**REQUIRED WORK:** Exactly as written, give back every record below.

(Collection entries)
____

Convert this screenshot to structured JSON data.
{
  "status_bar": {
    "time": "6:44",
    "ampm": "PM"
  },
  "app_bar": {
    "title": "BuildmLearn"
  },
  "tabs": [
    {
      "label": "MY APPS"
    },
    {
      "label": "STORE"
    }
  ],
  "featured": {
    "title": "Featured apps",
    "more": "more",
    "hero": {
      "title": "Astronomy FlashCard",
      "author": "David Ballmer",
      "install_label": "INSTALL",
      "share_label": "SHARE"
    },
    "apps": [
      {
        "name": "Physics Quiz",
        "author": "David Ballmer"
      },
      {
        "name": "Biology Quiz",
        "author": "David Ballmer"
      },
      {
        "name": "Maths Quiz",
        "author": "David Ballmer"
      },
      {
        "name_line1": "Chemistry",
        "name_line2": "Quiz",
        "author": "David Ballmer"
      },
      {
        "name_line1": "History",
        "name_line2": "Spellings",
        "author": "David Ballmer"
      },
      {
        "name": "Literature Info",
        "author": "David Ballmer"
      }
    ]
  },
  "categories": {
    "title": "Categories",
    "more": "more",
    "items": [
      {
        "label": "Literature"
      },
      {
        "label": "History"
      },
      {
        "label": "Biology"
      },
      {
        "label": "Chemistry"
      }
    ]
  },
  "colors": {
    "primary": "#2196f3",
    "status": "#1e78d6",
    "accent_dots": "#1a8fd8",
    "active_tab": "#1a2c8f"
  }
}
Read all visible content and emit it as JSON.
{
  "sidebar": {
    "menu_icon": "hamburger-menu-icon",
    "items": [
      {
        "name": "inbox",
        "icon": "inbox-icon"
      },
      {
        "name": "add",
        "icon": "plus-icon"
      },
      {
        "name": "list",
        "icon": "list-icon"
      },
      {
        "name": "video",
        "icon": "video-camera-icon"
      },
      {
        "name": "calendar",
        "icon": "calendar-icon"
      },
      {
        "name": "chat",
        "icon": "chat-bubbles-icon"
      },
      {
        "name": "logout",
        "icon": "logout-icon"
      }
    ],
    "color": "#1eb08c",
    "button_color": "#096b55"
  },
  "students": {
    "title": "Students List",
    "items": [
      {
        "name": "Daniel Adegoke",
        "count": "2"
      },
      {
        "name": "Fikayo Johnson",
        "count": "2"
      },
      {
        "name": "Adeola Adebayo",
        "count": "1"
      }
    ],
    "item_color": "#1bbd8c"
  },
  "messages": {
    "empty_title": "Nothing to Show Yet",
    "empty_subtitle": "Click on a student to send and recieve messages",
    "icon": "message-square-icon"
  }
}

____

**WRITTEN RESPONSE:**
Convert this screenshot to structured JSON data.
{
  "status_bar": {
    "time": "6:44",
    "ampm": "PM"
  },
  "app_bar": {
    "title": "BuildmLearn"
  },
  "tabs": [
    {
      "label": "MY APPS"
    },
    {
      "label": "STORE"
    }
  ],
  "featured": {
    "title": "Featured apps",
    "more": "more",
    "hero": {
      "title": "Astronomy FlashCard",
      "author": "David Ballmer",
      "install_label": "INSTALL",
      "share_label": "SHARE"
    },
    "apps": [
      {
        "name": "Physics Quiz",
        "author": "David Ballmer"
      },
      {
        "name": "Biology Quiz",
        "author": "David Ballmer"
      },
      {
        "name": "Maths Quiz",
        "author": "David Ballmer"
      },
      {
        "name_line1": "Chemistry",
        "name_line2": "Quiz",
        "author": "David Ballmer"
      },
      {
        "name_line1": "History",
        "name_line2": "Spellings",
        "author": "David Ballmer"
      },
      {
        "name": "Literature Info",
        "author": "David Ballmer"
      }
    ]
  },
  "categories": {
    "title": "Categories",
    "more": "more",
    "items": [
      {
        "label": "Literature"
      },
      {
        "label": "History"
      },
      {
        "label": "Biology"
      },
      {
        "label": "Chemistry"
      }
    ]
  },
  "colors": {
    "primary": "#2196f3",
    "status": "#1e78d6",
    "accent_dots": "#1a8fd8",
    "active_tab": "#1a2c8f"
  }
}
Read all visible content and emit it as JSON.
{
  "sidebar": {
    "menu_icon": "hamburger-menu-icon",
    "items": [
      {
        "name": "inbox",
        "icon": "inbox-icon"
      },
      {
        "name": "add",
        "icon": "plus-icon"
      },
      {
        "name": "list",
        "icon": "list-icon"
      },
      {
        "name": "video",
        "icon": "video-camera-icon"
      },
      {
        "name": "calendar",
        "icon": "calendar-icon"
      },
      {
        "name": "chat",
        "icon": "chat-bubbles-icon"
      },
      {
        "name": "logout",
        "icon": "logout-icon"
      }
    ],
    "color": "#1eb08c",
    "button_color": "#096b55"
  },
  "students": {
    "title": "Students List",
    "items": [
      {
        "name": "Daniel Adegoke",
        "count": "2"
      },
      {
        "name": "Fikayo Johnson",
        "count": "2"
      },
      {
        "name": "Adeola Adebayo",
        "count": "1"
      }
    ],
    "item_color": "#1bbd8c"
  },
  "messages": {
    "empty_title": "Nothing to Show Yet",
    "empty_subtitle": "Click on a student to send and recieve messages",
    "icon": "message-square-icon"
  }
}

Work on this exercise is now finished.